Pygmalion and Galatea
By Ismail Veli…….
Once upon a time on an island in the Mediterranean sea where the mountains were beautiful and its shores had sands that were golden smooth, arose from the foams a beauty known as Aphrodite.
A king ruled the island who went by the name of Pygmalion. Cyprus belonged to the love Goddess Aphrodite, but the King Pygmalion had no bride to call a queen, not that there was a shortage of beautiful women who yearned to be his bride, but because Pygmalion was in love with Aphrodite. no matter how many beautiful women were offered to him, his heart only yearned for the one woman he could not have.
”why would you not lie with me, oh heartless one?’ he wailed to her.. ‘there are other men on whom you have bestowed your favours, why not me? But Aphrodite remained tantalizingly alluring and frustratingly distant.
Pygmalion did not know what to do. His yearning for her love made him ill. He could neither eat or sleep. He was lost in his misery. He could not eat or drink other than the smallest portions. His eyes haggard and his cheeks became hollow, he wandered the palace rooms like a ghost. Being a King was no consolation for his yearning for Aphrodite. His position as king offered no comfort to his heart to which Kings and commoners were equal prey. Like a boy in the throes of love he was horribly lovesick.
The King decided that if he could not possess Aphrodite then he must have her image. He set to work with chisel and blade and created an exact life-size statue that was an exact replica of his beloved Aphrodite in ivory. The statue was identical to Aphrodite in every physical detail.

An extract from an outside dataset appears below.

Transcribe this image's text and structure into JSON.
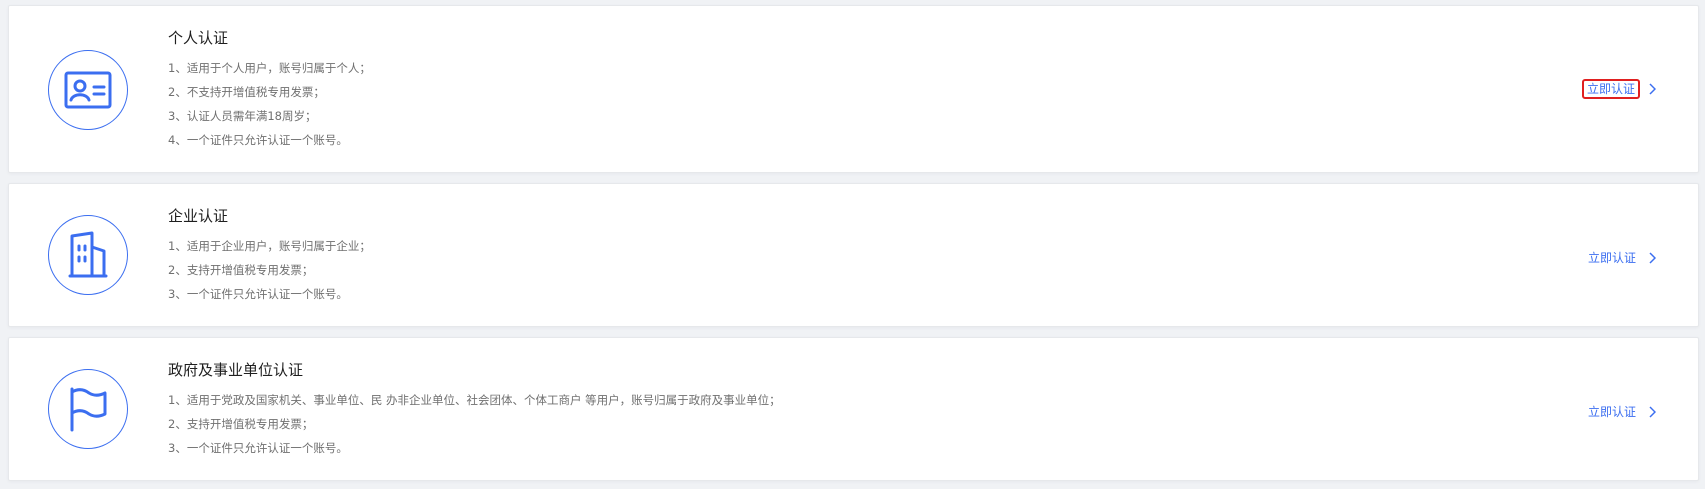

Her hair, her eyebrows the curve of her body, the gentle sweep of her nose, the swell of her breasts, her thighs, the delicate line of her ankles were modeled to perfection. His passion and yearning for love knew every inch of her beauty and helped create her statue in perfect detail.

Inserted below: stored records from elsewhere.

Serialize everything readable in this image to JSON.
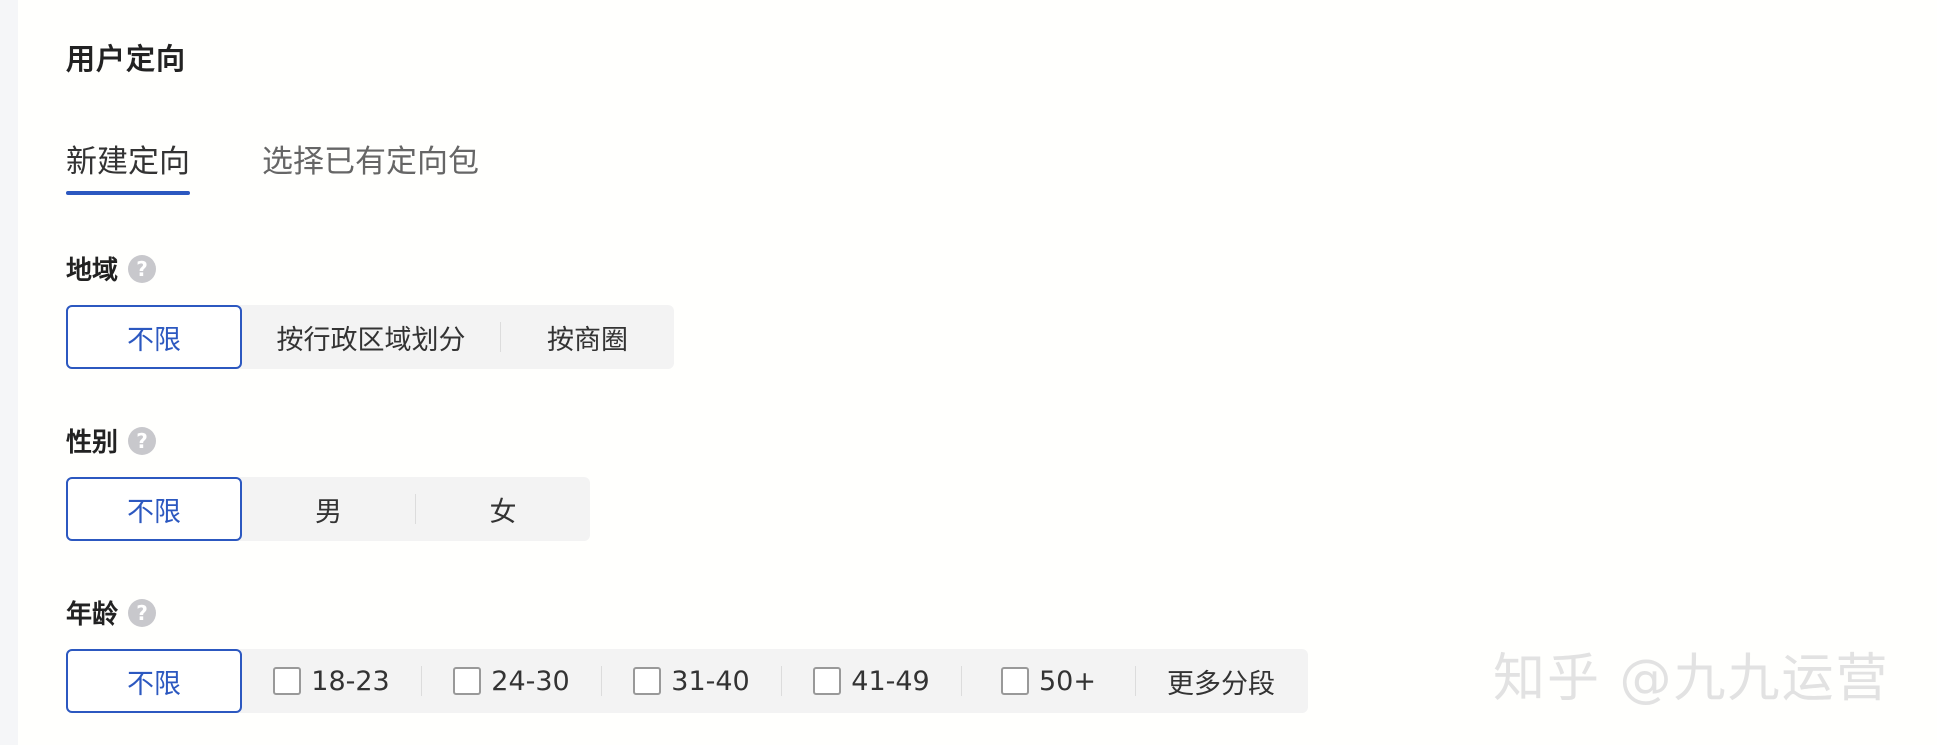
{
  "section": {
    "title": "用户定向"
  },
  "tabs": [
    {
      "label": "新建定向",
      "active": true
    },
    {
      "label": "选择已有定向包",
      "active": false
    }
  ],
  "region": {
    "label": "地域",
    "help": "?",
    "options": [
      {
        "label": "不限",
        "selected": true
      },
      {
        "label": "按行政区域划分",
        "selected": false
      },
      {
        "label": "按商圈",
        "selected": false
      }
    ]
  },
  "gender": {
    "label": "性别",
    "help": "?",
    "options": [
      {
        "label": "不限",
        "selected": true
      },
      {
        "label": "男",
        "selected": false
      },
      {
        "label": "女",
        "selected": false
      }
    ]
  },
  "age": {
    "label": "年龄",
    "help": "?",
    "unlimited": {
      "label": "不限",
      "selected": true
    },
    "ranges": [
      {
        "label": "18-23",
        "checked": false
      },
      {
        "label": "24-30",
        "checked": false
      },
      {
        "label": "31-40",
        "checked": false
      },
      {
        "label": "41-49",
        "checked": false
      },
      {
        "label": "50+",
        "checked": false
      }
    ],
    "more": "更多分段"
  },
  "watermark": "知乎 @九九运营",
  "colors": {
    "accent": "#2c58c0",
    "segment_bg": "#f3f3f3"
  }
}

The statue gave Pygmalion comfort and relief from his yearning for her love, he would not be parted with her statue and even took it to bed with him. Alone with her image he would caress and embrace the cool curves and smooth statue as though it was really Aphrodite. He dreamed that the statue was really her and hoped that it would respond to his desires, it was no use. The statue remained cold and unresponsive. ‘have pity on me!’ Pygmalion cried out to Aphrodite. ‘Can you not see how I suffer. Even your image gives me no comfort, I am cursed by your love. Release me from this bondage or I shall die‘. His arms were put despairingly around the statue and he sobbed endlessly with his broken heart.

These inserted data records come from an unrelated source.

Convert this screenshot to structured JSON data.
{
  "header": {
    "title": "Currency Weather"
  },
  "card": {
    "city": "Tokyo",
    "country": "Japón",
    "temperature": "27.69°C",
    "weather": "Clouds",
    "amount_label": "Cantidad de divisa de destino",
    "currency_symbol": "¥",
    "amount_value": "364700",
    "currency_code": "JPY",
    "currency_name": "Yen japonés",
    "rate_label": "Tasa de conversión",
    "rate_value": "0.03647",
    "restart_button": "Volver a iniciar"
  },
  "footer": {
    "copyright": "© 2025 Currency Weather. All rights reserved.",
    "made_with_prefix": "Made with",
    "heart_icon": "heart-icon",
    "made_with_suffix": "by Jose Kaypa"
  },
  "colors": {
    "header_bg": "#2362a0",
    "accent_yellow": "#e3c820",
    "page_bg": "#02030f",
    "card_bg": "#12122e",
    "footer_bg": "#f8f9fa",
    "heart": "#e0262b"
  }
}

His tears rolled onto the statue’s cheeks and down her breasts, and then something strange happened. a miracle occurred in response to Pygmalion’s weeping. A small, perfect dew drop issued from the corner of the statues eyes and rolled down the side of its exquisite nose. The statue was crying. Aphrodite heard Pygmalion’s prayer and entered her ivory twin and breathed life into it. The statue raised her arms and cradled Pygmalion. The cold statue turned to warmth and life. The cheeks flushed with rose. The silent lips now spoke. ‘My name is Galatea,’ the statue said. Pygmalion was astonished and believed his prayers were finally answered.
Pygmalion now had a real flesh and blood Aphrodite of his own. He married Galatea. His desire for life improved and he no longer yearned for the divine and original Aphrodite. Galatea eventually bore him a son by the name of Paphos. His son in turn had a boy named Cinyras who founded the Cyprian city of Paphos and there he built a famous temple to Aphrodite without whose kindness neither he nor his father would have been born.